God is omnipotence. Therefore he will not permit Satan to keep in his grasp those whom he (God) has created. A certain minister with universalistic convictions expressed it somewhat differentIy. He was preaching in a supposedly conservative church, and I was in the audience. His statement was this: “In the end everybody will be saved. I have hope even for the devil.”
God does not use his almighty power to drag men to heaven, in such a manner that their own responsibility would cease. A man who willfully rejects Christ is lost because of his own sin.
With respect to the proposition that in the end all men, demons, and even Satan himself will be saved, Scripture teaches the very opposite (Matthew 7:13, 14; 22:14; 25:10; 25:41; 25:46; Jude 6).
God is the Creator. He has so created us that we instinctively rebel against the idea of everlasting punishment. Hence, this idea cannot be true, for “the voice of the people is the voice of God.”
The rejection of the idea of everlasting punishment springs not from creation but from rebellion. And surely after the fall the slogan, “The voice of the people is the voice of God” is in need of considerable qualification. Man, prompted by his evil nature, prefers Barabbas to Christ.
God is the Revealer. In his Word he does not teach that the wicked go to hell when they die.
We are now getting to the very heart of the matter. The question is not whether Ingersoll or anyone else dislikes, hates, despises, and defies the doctrine of hell, but whether God in his Word has revealed it. This leads us now to the final sub-heading:
3. DOES THE BIBLE REALLY TEACH THAT THE WICKED GO TO HELL WHEN THEY DIE?

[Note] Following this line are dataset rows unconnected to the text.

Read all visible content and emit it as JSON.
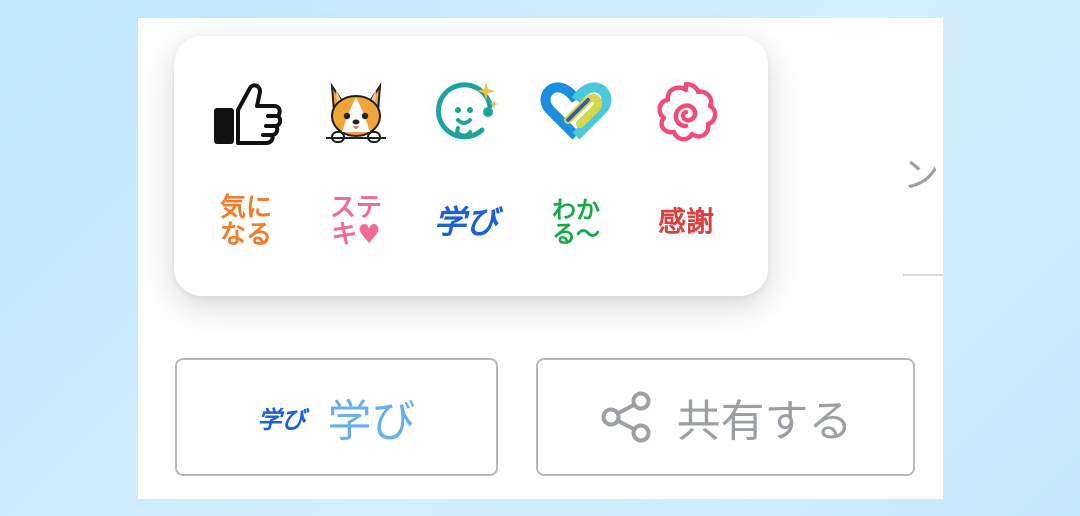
{
  "background_text": "ン",
  "reactions": {
    "icons": [
      {
        "name": "thumbs-up-icon"
      },
      {
        "name": "corgi-dog-icon"
      },
      {
        "name": "sparkle-smile-icon"
      },
      {
        "name": "heart-link-icon"
      },
      {
        "name": "swirl-flower-icon"
      }
    ],
    "stickers": [
      {
        "name": "sticker-kininaru",
        "line1": "気に",
        "line2": "なる",
        "color": "#f47b2a"
      },
      {
        "name": "sticker-suteki",
        "line1": "ステ",
        "line2": "キ",
        "color": "#f46a93"
      },
      {
        "name": "sticker-manabi",
        "line1": "学び",
        "line2": "",
        "color": "#1a62d6"
      },
      {
        "name": "sticker-wakaru",
        "line1": "わか",
        "line2": "る〜",
        "color": "#19a84a"
      },
      {
        "name": "sticker-kansha",
        "line1": "感謝",
        "line2": "",
        "color": "#d9403e"
      }
    ]
  },
  "buttons": {
    "manabi": {
      "icon_text": "学び",
      "label": "学び",
      "color": "#6aaef0",
      "icon_color": "#1a62d6"
    },
    "share": {
      "label": "共有する",
      "color": "#9aa0a6"
    }
  }
}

Here we must be careful. Very often when Scripture speaks about the eternal destiny of the wicked, it is discussing their final state, that is, their punishment as to both body and soul after the judgment day. A special Outline will be devoted later on to this subject. But here we are dealing only with the question whether the wicked go to hell when they die. Scripture’s teaching on this point, though not extensive, is clear enough. A few citations must suffice. According to Asaph, when the wicked die they are plunged into ruin. They become a desolation in a moment. They are swept away utterly by terrors (Psalm 73:12–19). When “the rich man” dies, he descends to a place of torments, from which there is no escape (Luke 16:23, 26). And when Judas committed suicide, he went “to his own place,” the place of perdition naturally (Acts 1:25).
QUESTIONS FOR DISCUSSION
A. Questions Answered in the Outline
1. What did Ingersoll say about the doctrine of hell?
2. What do the Russellites—Jehovah’s Witnesses—say about it?
3. And the Seventh Day Adventists?
4. What objections are advanced against the doctrine of hell, and how can these objections be answered?
5. Does the Bible teach that the wicked go to hell when they die?
B. Additional Questions
1. Is it possible to be on the wrong side with respect to the doctrine of hell, but on the right side with respect to the doctrine of redemption through Christ?
2. Russellites used to call themselves “International Bible Students.” But is the Bible really basic in their thinking? What is basic for them?
3. Are we in our own circles guilty of over-emphasizing the doctrine of everlasting punishment? Of under-emphasizing it?
4. Is the following correct and complete: According to the author of Psalm 73 the wicked prosper greatly in this life, while the righteous are afflicted. But in the end the tables are turned?—See especially verses 23 and 24.
5. Those who say that the doctrine of hell is inconsistent with God’s !ove, and that, acccordingly, there is no hell, face still another difficulty, not mentioned in the Outline. What is it?